Verduno is a tiny hamlet in the northwestern corner of the Barolo zone. The wines of the area had for years been the quiet secret of wine geeks and passionate collectors, but as of a few years ago the secret’s out! The Baroli of Verduno are spiced and fragrant, and while still being long-lived wines that can age for decades, they are a little gentler, and some might say they exhibit more finesse than their neighbors to the south. Some say it’s due to the soil which is a complex mix of calcareous clay, silt, and sandstone interspersed with chalky veins. The Alessandria family has quietly been producing world class wines from the area since the 1870s and still continue to produce wines in a very traditional fashion. The 2016 is all about perfume…sweet spices, fresh herbs, and rose petal aromas waft up from the glass, and the wine will continue to open up for hours.
Barolo, Bussia, Giacomo Fenocchio, 2016
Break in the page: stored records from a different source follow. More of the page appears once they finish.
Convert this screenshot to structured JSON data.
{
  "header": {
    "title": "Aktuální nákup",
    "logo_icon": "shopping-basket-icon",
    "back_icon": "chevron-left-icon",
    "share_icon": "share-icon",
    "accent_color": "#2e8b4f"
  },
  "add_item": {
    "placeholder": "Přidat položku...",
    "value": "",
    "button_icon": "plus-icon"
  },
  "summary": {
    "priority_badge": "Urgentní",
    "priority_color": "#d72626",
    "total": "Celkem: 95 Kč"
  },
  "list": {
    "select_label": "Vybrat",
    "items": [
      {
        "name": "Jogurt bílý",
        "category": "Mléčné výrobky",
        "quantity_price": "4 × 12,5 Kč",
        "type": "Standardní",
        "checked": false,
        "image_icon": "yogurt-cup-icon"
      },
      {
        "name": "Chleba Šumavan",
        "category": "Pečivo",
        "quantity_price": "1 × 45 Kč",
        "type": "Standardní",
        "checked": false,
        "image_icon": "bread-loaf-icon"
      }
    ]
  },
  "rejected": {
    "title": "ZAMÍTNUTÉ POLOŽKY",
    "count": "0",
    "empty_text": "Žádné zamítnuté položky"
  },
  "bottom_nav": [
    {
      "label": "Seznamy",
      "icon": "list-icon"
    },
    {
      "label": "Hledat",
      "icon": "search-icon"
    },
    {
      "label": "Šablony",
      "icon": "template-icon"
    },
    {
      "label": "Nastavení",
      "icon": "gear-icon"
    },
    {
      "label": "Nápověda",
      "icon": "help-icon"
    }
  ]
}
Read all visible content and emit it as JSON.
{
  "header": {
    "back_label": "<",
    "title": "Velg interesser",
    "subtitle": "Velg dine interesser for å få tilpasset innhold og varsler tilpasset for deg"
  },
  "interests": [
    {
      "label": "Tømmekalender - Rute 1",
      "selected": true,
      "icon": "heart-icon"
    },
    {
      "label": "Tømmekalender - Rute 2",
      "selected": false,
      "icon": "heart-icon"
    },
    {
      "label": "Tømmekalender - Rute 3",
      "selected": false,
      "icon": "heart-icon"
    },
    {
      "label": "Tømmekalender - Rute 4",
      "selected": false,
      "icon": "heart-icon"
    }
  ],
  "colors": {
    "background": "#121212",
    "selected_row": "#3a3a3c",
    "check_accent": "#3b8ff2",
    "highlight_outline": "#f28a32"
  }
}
The Village of Monforte d’Alba is located in the southern part of the Barolo zone and is known for producing darker and more brooding expressions of Nebbiolo than some of the neighboring areas. The most famous and highly regarded vineyard in the village is Bussia. This is a little precarious however, because Bussia is an incredibly large vineyard that has gone through expansions over the years. There is a major difference in quality between the “original” zone and the expanded area. Giacomo Fenocchio’s vines are in the heart of the original delineation of the vineyard and are amazing examples of the potential of Bussia to make timeless and age-worthy wines. Ever a traditionalist, the wines ferment for 40 days on their skins then age for 30 months in large Slavonian oak before bottling. This wine smells of black cherries, tar and tobacco, and would definitely benefit from some extended cellar aging.